* Can take place during litigation (with or without a stay) Why is Mediation Effective?

* Can be effective if negotiation has failed, similar in terms of control and cost-effectiveness.

* Can be arranged quickly - within days/weeks depending on how complicated case is

* Avoids adverse precedent being set by court

* Mediator:
* adds a new dynamic to bilateral relationship
* acting as "shuttle diplomat" - re-couching offers
* offers can appear more attractive coming from neutral third party
* creates a balance between opposing parties
* helping parties to work through deadlock by drawing on experience to develop strategies and tactics
* provides element of detachment and objectivity
* aids effective communication
* advises on timing of offers and concessions
* gets to grips with needs, interests and positions of parties.

* Other advantages:
* structured process with set time-frame
* parties paying for mediation - impetus to settle
* allows parties to "have their day in court", by having control over process, making statements etc.
* forum to air grievances confidentially
* parties can explore options for settlement which could not/would not be ordered by court.
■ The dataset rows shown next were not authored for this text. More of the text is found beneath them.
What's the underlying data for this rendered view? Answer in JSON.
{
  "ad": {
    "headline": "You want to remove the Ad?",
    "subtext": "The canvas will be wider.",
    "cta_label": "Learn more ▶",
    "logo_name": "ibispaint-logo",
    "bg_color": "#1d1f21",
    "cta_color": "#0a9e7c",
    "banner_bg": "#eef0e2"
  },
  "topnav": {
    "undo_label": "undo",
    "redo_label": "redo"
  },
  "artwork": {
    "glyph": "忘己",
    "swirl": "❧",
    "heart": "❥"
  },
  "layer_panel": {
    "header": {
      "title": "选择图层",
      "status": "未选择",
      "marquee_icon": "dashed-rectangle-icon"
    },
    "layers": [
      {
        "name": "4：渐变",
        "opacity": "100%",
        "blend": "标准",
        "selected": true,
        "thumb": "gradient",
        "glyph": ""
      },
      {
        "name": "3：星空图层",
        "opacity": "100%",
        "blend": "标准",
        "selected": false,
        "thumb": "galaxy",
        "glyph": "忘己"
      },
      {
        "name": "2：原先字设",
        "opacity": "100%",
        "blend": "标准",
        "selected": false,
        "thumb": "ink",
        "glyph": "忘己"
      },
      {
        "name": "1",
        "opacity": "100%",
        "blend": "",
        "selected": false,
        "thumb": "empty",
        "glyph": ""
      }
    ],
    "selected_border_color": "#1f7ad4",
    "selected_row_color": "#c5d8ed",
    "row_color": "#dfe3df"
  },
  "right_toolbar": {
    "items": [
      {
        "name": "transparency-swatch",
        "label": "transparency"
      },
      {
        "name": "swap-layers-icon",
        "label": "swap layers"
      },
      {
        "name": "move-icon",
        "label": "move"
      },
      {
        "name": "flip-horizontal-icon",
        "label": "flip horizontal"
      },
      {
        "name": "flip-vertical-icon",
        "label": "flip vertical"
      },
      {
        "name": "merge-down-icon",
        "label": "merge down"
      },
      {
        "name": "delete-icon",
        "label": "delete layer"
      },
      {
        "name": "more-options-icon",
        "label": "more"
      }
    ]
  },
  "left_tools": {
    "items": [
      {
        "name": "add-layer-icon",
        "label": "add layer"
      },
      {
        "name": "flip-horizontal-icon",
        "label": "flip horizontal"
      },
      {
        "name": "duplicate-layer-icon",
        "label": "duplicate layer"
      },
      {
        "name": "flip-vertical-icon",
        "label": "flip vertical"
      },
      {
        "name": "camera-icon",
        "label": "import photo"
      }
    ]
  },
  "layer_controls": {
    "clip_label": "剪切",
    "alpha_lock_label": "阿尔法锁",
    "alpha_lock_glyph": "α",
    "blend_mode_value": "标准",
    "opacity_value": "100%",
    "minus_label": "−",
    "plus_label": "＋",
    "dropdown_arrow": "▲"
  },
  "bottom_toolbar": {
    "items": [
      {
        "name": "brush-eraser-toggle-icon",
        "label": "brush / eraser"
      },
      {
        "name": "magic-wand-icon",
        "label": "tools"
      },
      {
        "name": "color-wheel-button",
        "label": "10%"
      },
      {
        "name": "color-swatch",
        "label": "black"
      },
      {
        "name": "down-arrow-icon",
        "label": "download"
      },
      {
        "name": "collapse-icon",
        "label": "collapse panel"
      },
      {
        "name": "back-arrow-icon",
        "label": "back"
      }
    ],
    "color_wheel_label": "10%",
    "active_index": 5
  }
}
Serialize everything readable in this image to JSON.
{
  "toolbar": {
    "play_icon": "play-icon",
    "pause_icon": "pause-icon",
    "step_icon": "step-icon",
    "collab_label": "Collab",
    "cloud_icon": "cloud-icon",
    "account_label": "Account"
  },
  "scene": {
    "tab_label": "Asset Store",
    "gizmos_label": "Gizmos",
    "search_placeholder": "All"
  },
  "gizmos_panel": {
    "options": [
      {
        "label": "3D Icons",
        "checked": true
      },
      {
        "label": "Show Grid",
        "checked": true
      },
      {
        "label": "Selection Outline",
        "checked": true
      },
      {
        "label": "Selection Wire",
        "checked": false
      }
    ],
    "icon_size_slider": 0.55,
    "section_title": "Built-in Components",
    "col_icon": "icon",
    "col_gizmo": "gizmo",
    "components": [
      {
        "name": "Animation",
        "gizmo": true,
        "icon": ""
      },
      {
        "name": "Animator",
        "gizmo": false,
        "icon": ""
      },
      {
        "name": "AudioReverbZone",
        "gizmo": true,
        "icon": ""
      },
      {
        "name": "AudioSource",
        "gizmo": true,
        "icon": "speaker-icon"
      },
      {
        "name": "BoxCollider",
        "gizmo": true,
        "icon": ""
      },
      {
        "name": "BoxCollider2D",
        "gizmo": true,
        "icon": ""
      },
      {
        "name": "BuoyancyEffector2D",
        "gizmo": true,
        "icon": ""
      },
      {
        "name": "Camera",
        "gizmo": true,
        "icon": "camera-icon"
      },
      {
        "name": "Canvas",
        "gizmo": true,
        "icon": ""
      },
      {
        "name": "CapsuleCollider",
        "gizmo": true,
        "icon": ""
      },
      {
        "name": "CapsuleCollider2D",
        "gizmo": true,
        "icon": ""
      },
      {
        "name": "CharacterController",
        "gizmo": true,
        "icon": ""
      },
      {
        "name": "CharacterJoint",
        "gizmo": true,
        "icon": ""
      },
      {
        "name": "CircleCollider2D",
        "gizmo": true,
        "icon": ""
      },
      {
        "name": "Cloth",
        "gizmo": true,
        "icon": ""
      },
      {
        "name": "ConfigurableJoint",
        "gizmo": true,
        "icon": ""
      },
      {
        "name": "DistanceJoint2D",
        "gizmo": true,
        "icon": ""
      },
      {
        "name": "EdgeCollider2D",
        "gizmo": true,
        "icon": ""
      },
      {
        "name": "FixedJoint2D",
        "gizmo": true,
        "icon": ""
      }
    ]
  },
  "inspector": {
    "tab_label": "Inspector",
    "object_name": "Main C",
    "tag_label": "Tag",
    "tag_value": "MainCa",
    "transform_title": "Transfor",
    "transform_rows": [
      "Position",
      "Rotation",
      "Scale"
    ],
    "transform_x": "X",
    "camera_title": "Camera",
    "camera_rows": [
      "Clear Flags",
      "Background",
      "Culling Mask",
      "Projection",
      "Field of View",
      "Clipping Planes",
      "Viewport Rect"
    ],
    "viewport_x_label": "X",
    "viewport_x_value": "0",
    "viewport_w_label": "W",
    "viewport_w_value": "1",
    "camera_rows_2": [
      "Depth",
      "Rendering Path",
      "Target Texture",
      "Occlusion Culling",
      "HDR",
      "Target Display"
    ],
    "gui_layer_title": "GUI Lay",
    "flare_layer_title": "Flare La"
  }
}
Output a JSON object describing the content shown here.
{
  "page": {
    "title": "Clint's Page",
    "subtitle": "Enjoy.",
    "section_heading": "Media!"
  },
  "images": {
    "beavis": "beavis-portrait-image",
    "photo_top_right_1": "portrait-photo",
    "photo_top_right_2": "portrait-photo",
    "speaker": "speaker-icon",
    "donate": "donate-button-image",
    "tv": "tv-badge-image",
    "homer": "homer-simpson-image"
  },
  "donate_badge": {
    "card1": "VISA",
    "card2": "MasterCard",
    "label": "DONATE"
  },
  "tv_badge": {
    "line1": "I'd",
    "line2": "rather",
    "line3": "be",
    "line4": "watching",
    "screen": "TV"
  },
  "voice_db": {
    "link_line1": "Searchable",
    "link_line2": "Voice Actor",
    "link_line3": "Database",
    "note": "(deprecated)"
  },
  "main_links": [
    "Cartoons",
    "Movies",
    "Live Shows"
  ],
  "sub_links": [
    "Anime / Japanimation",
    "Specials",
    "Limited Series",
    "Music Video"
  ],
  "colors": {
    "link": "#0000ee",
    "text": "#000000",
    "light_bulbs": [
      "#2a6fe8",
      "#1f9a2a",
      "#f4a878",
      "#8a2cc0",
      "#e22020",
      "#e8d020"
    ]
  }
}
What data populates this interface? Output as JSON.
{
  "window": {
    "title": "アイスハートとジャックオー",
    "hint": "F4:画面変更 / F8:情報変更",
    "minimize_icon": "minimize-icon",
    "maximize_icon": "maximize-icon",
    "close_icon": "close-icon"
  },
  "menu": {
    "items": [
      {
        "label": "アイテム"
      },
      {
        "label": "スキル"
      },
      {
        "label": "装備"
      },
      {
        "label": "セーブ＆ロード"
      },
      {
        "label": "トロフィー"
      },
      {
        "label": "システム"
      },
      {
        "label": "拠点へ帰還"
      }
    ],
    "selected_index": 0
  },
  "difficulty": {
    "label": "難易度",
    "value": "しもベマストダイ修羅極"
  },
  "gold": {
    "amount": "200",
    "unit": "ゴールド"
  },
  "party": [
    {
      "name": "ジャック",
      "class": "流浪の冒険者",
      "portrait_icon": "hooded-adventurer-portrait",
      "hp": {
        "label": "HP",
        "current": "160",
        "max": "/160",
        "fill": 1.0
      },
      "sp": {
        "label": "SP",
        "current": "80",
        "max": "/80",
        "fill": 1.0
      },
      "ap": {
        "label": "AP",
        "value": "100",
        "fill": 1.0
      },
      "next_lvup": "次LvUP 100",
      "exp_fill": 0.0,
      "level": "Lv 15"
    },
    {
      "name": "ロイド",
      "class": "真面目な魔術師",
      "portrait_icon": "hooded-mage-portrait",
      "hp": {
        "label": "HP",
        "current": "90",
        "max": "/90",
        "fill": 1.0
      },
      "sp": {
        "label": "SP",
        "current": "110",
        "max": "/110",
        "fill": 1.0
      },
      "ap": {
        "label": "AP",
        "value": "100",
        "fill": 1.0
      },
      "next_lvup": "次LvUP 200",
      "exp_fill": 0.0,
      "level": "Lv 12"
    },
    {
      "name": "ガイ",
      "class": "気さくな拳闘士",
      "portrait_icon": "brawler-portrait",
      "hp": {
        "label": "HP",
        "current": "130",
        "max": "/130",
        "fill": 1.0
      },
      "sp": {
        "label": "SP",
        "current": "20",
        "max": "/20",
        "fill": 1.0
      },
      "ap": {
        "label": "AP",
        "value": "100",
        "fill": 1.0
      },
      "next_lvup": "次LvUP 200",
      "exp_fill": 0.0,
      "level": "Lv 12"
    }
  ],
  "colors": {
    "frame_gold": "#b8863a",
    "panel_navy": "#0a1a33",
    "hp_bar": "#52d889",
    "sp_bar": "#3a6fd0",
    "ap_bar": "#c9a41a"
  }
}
* Even where whole dispute is not settled, parties better understand issues and may limit scope to be decided in litigation by settling some matters (eg. could settle quantum subject to liability (or vice-versa)) Judicial Endorsement

* Courts have endorsed ADR generally and mediation in particular

* Especially useful where ongoing relationship between parties

* Allows both parties to settle on terms they are happy with, rather than litigation which leads to judgment one way or the other (based on co-operation, not adversarial)

* Direction that parties consider negotiation is increasingly a standard part of pre-trial

directions. Effectiveness

* CEDR statistics (2010):
* 70% of cases referred to mediation, settle at mediation
* Aggregate settlement rate: 89%
* 2009-10: 49.8% increase in mediation. Reasons for using Mediation

* Contractually bound

* Court encouraged (eg. pre-trial directions, or stay)/directed (eg. commercial court order)

* Parties voluntarily choose it

* Parties referred (eg. employment and family cases)

* Tactical reasons (eg. confidentiality, precedent, flexibility in disclosure) MIAMember State

* Increasing emphasis on MIAMember State by Gov and Judiciary

* Usually mandatory meetings - purpose to give parties information about mediation, assess suitability of their case and, if appropriate, securing agreement to mediate

* Currently occur in Family cases and some cases going to COA (pilot scheme) COSTS & FUNDING Costs:

* Mediation Party costs:
* Lawyers (position statements, representation)
* Experts

* Mediator's fee
* Usually daily/hourly
* Depends on nature/value of case and experience of mediator
* If use ADR provider - fixed fee includes mediator, venue etc
* Usually payable in advance

* Expenses of mediation:
* mediation agreement usually provides expenses to be borne equally by parties, parties may agree to differ this or may include expenses in settlement agreement Funding Public Funding

* Legal Services Commission (LSC) may fund a party's mediation costs, fees and expenses in appropriate cases, only available if:
* mediator's fees are reasonable in the circumstances, and
* mediation appears to be most cost-effective way of proceeding

* LSC requires publicly-funded parties to attempt mediation before litigation, unless dispute is unsuitable or other side refuses

* LSC provides mediation:
* through LSC-contracted providers,
* under fixed-fee arrangements, and
* under the terms of the LSC Quality Standard (which mediators must comply with)

* If acting in a publicly-funded case, must ensure LSC prepared to fund mediation before beginning

Buy the full version of these notes or essay plans and more in our Alternative Dispute Resolution Notes.